=== EXCERPTED RECORDS ===
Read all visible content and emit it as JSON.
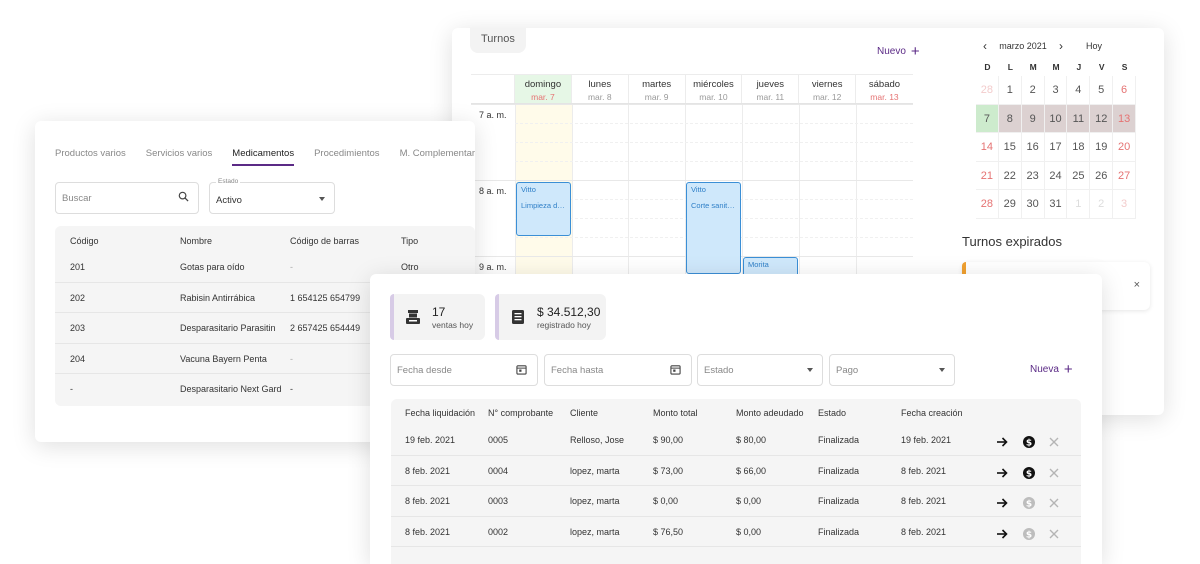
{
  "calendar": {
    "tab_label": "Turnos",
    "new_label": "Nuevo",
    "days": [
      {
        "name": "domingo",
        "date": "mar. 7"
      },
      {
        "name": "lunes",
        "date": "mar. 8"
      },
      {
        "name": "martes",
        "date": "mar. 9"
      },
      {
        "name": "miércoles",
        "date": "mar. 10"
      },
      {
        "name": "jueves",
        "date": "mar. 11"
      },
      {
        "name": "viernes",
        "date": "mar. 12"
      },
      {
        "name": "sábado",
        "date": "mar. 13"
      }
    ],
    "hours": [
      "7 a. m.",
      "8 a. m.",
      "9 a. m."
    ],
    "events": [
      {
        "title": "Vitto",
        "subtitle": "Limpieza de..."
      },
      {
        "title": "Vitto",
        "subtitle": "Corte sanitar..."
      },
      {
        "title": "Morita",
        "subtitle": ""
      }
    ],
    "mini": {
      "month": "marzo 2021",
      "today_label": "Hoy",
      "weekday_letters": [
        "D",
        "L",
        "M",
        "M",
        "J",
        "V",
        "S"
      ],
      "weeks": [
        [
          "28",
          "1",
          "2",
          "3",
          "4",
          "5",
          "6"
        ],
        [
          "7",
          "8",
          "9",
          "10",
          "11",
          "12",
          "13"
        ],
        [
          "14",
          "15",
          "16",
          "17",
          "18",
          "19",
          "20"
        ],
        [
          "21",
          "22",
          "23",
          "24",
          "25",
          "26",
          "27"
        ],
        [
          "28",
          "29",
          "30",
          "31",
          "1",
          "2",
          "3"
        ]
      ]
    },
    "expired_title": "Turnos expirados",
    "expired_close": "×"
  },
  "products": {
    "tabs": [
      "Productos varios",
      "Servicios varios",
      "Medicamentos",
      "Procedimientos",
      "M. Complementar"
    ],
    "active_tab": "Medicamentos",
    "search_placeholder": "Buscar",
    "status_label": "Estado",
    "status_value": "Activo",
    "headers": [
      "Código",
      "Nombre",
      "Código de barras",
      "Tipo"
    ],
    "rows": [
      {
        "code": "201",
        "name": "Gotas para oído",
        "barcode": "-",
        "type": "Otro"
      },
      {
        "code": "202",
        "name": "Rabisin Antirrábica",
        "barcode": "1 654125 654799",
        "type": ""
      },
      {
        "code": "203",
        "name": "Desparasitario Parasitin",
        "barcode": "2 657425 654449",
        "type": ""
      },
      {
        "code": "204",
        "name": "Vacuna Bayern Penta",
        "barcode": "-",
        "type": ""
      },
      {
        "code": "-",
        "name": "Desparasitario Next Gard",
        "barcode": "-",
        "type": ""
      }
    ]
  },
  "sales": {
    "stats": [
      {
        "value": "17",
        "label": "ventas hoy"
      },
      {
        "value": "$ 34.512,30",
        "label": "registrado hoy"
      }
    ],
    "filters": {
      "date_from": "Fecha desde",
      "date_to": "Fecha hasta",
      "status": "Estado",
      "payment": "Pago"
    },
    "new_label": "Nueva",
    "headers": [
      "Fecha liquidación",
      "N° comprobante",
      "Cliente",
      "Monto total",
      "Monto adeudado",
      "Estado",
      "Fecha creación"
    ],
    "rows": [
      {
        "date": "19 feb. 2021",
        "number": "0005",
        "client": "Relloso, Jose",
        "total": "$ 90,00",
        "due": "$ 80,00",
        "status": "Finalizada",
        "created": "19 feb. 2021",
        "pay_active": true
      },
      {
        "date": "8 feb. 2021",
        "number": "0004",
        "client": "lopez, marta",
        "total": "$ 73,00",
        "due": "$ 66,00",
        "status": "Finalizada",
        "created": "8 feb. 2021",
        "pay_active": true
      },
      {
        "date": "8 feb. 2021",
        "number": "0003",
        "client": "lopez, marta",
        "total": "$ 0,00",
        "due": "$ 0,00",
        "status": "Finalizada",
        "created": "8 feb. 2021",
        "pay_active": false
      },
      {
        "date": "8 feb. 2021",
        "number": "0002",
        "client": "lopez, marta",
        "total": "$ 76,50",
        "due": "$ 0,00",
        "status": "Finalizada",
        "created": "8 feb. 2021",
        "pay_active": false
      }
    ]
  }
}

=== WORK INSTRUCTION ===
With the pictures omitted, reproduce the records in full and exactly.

=== YOUR SOLUTION ===
Read all visible content and emit it as JSON.
{
  "calendar": {
    "tab_label": "Turnos",
    "new_label": "Nuevo",
    "days": [
      {
        "name": "domingo",
        "date": "mar. 7"
      },
      {
        "name": "lunes",
        "date": "mar. 8"
      },
      {
        "name": "martes",
        "date": "mar. 9"
      },
      {
        "name": "miércoles",
        "date": "mar. 10"
      },
      {
        "name": "jueves",
        "date": "mar. 11"
      },
      {
        "name": "viernes",
        "date": "mar. 12"
      },
      {
        "name": "sábado",
        "date": "mar. 13"
      }
    ],
    "hours": [
      "7 a. m.",
      "8 a. m.",
      "9 a. m."
    ],
    "events": [
      {
        "title": "Vitto",
        "subtitle": "Limpieza de..."
      },
      {
        "title": "Vitto",
        "subtitle": "Corte sanitar..."
      },
      {
        "title": "Morita",
        "subtitle": ""
      }
    ],
    "mini": {
      "month": "marzo 2021",
      "today_label": "Hoy",
      "weekday_letters": [
        "D",
        "L",
        "M",
        "M",
        "J",
        "V",
        "S"
      ],
      "weeks": [
        [
          "28",
          "1",
          "2",
          "3",
          "4",
          "5",
          "6"
        ],
        [
          "7",
          "8",
          "9",
          "10",
          "11",
          "12",
          "13"
        ],
        [
          "14",
          "15",
          "16",
          "17",
          "18",
          "19",
          "20"
        ],
        [
          "21",
          "22",
          "23",
          "24",
          "25",
          "26",
          "27"
        ],
        [
          "28",
          "29",
          "30",
          "31",
          "1",
          "2",
          "3"
        ]
      ]
    },
    "expired_title": "Turnos expirados",
    "expired_close": "×"
  },
  "products": {
    "tabs": [
      "Productos varios",
      "Servicios varios",
      "Medicamentos",
      "Procedimientos",
      "M. Complementar"
    ],
    "active_tab": "Medicamentos",
    "search_placeholder": "Buscar",
    "status_label": "Estado",
    "status_value": "Activo",
    "headers": [
      "Código",
      "Nombre",
      "Código de barras",
      "Tipo"
    ],
    "rows": [
      {
        "code": "201",
        "name": "Gotas para oído",
        "barcode": "-",
        "type": "Otro"
      },
      {
        "code": "202",
        "name": "Rabisin Antirrábica",
        "barcode": "1 654125 654799",
        "type": ""
      },
      {
        "code": "203",
        "name": "Desparasitario Parasitin",
        "barcode": "2 657425 654449",
        "type": ""
      },
      {
        "code": "204",
        "name": "Vacuna Bayern Penta",
        "barcode": "-",
        "type": ""
      },
      {
        "code": "-",
        "name": "Desparasitario Next Gard",
        "barcode": "-",
        "type": ""
      }
    ]
  },
  "sales": {
    "stats": [
      {
        "value": "17",
        "label": "ventas hoy"
      },
      {
        "value": "$ 34.512,30",
        "label": "registrado hoy"
      }
    ],
    "filters": {
      "date_from": "Fecha desde",
      "date_to": "Fecha hasta",
      "status": "Estado",
      "payment": "Pago"
    },
    "new_label": "Nueva",
    "headers": [
      "Fecha liquidación",
      "N° comprobante",
      "Cliente",
      "Monto total",
      "Monto adeudado",
      "Estado",
      "Fecha creación"
    ],
    "rows": [
      {
        "date": "19 feb. 2021",
        "number": "0005",
        "client": "Relloso, Jose",
        "total": "$ 90,00",
        "due": "$ 80,00",
        "status": "Finalizada",
        "created": "19 feb. 2021",
        "pay_active": true
      },
      {
        "date": "8 feb. 2021",
        "number": "0004",
        "client": "lopez, marta",
        "total": "$ 73,00",
        "due": "$ 66,00",
        "status": "Finalizada",
        "created": "8 feb. 2021",
        "pay_active": true
      },
      {
        "date": "8 feb. 2021",
        "number": "0003",
        "client": "lopez, marta",
        "total": "$ 0,00",
        "due": "$ 0,00",
        "status": "Finalizada",
        "created": "8 feb. 2021",
        "pay_active": false
      },
      {
        "date": "8 feb. 2021",
        "number": "0002",
        "client": "lopez, marta",
        "total": "$ 76,50",
        "due": "$ 0,00",
        "status": "Finalizada",
        "created": "8 feb. 2021",
        "pay_active": false
      }
    ]
  }
}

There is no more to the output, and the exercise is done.